You’d totally do it for the Snap in the event that all your lenses looked like this.
Look, Iâm impressed with what application developers and third-party partners have got created for Instagram, Facebook, and Snapchat using the middling front-facing cameras on most phones â? but it’s going to get way more interesting.
Appleâs iPhone X and its TrueDepth digital camera is about to transform these lens (or filters) we know and really like into something even more powerful plus, potentially, enriching.
Appleâs TrueDepth Camera is a bit of a misnomer because the technology, which sits in the notched-out space on the iPhone Xâs magnificent OLED screen, is not just a digital camera, itâs a collection of technologies. Â
Included in that quarter-inch by 1 . 5-inch iPhone X dark space is really a 7 MP front-facing camera, the dot projector, infrared camera, plus flood illuminator, all of which work together to have the iPhone X the ability to see your encounter in three dimensions. Â
The camera marries that information having a live picture of you and after that uses augmented reality algorithms as well as the iPhone X A11 Bionic PROCESSOR to create a symphony of real-time face special effects.

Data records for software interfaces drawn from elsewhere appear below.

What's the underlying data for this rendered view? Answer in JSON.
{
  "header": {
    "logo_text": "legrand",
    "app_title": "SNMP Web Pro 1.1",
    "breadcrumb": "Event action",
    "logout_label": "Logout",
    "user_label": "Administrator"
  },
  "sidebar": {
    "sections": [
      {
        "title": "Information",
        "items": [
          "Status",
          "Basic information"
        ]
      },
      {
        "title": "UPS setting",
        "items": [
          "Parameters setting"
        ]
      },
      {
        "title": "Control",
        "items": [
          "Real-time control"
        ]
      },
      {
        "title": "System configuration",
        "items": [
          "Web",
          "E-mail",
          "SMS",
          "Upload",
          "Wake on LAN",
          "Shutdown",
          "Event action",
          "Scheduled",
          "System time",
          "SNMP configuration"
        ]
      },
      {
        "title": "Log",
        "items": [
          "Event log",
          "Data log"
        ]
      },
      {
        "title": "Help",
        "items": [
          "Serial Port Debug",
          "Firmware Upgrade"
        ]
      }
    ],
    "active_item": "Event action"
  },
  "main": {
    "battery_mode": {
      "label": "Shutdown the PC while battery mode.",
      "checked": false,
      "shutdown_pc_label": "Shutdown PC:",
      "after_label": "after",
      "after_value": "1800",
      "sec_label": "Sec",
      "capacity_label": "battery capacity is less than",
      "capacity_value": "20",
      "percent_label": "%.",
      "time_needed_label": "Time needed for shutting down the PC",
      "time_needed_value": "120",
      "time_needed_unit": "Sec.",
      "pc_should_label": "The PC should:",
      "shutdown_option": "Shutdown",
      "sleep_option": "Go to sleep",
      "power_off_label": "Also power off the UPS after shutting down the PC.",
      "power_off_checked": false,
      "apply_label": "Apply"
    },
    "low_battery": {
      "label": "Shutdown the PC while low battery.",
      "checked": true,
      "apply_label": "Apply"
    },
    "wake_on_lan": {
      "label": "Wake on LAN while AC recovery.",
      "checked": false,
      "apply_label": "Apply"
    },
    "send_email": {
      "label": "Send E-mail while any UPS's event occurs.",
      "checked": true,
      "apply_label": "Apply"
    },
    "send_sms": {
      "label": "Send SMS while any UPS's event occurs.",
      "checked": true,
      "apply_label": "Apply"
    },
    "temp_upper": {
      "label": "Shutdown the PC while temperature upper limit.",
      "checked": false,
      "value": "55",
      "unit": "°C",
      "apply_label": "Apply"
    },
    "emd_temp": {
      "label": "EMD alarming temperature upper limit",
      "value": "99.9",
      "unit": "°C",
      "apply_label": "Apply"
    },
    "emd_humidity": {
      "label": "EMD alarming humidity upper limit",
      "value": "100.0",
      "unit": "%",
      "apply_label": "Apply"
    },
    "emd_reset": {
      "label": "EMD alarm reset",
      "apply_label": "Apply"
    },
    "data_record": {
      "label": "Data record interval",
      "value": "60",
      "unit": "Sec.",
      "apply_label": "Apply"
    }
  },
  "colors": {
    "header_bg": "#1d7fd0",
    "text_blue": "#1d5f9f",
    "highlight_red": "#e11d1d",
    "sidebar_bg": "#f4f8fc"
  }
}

In these beginning and as I tested the iPhone By for my monster review, the particular utility of the TrueDepth camera has been limited to a few crucial and enjoyable features. Thereâs Face ID, that is the iPhone Xâs ability to identify our face out of all others and allow me to use it to unlock the phone along with nothing more than a glance, the ability to consider Portrait Mode selfies, and the extremely entertaining animojis, iMessage character animated graphics driven entirely, and in perfect synchronize, by your face. Â
Most interesting, though, for a Snapchat fan such as myself was the special preview I acquired of a Snapchat update that requires full advantage of the TrueDepth Cameraâs ability to see every curve, series, and movement of your face.
Snap Inc. is excited about the brand new technology. A company spokesperson told me that this lenses I’ve tested are more reasonable thanks to faster and more accurate monitoring.
In this very limited Snapchat Beta app, I got exactly 4 lenses: Luchador face paint, exactly what looks like a porcelain mask, down with a jewel tiara, and a floral wreath.
Each lens hugs my face, expressions and mind movements to an extraordinary degree. For instance , I can still see the lines upon my face through the green luchador lens, giving it the appearance of true face paint.
The Snapchat app beta lenses also read the room lighting to give these filters an almost unparalleled reality. Â
Snap told me that will realism comes courtesy of facial level data provided by the TrueDepth digital camera, which personalizes each lens towards the contours of my face.
What Snapchat still can’t perform is tell the difference between our face and someone else’s. It’s merging object recognition with depth info to draw the lenses upon each face, but it will do exactly the same thing for any face-shaped object. At 1 point I had it put among the new lenses on an Einstein robotic toy. Â
These depth-information-powered Snapchat lens are not perfect. The TrueDepth Digital camera doesnât work if your head is actually close. I also noticed almost just as much judder (the lens shifting within my face as I moved) on these types of lenses as I did on types Iâve used in Instagram and the complete version of Snapchat.
Even so , as more Apple developers obtain hands-on Appleâs face-tracking configuration in the ARKit API and start to test this with the Apple iPhone X and its TrueDepth Camera, we’ll see more, never-before imagined ways of bringing our own looks into third-party applications. It’s going to open up entirely new vistas of program interaction.
As Appleâs worldwide VP of marketing told me lately, when it comes to AR, âpretty much every new developer is thinking about incredible ways to do things that they could never do before.â
Stay fine-tined for the full Snapchat update, somebody, your lens experience might not be of the same quality without the iPhone X and its TrueDepth camera.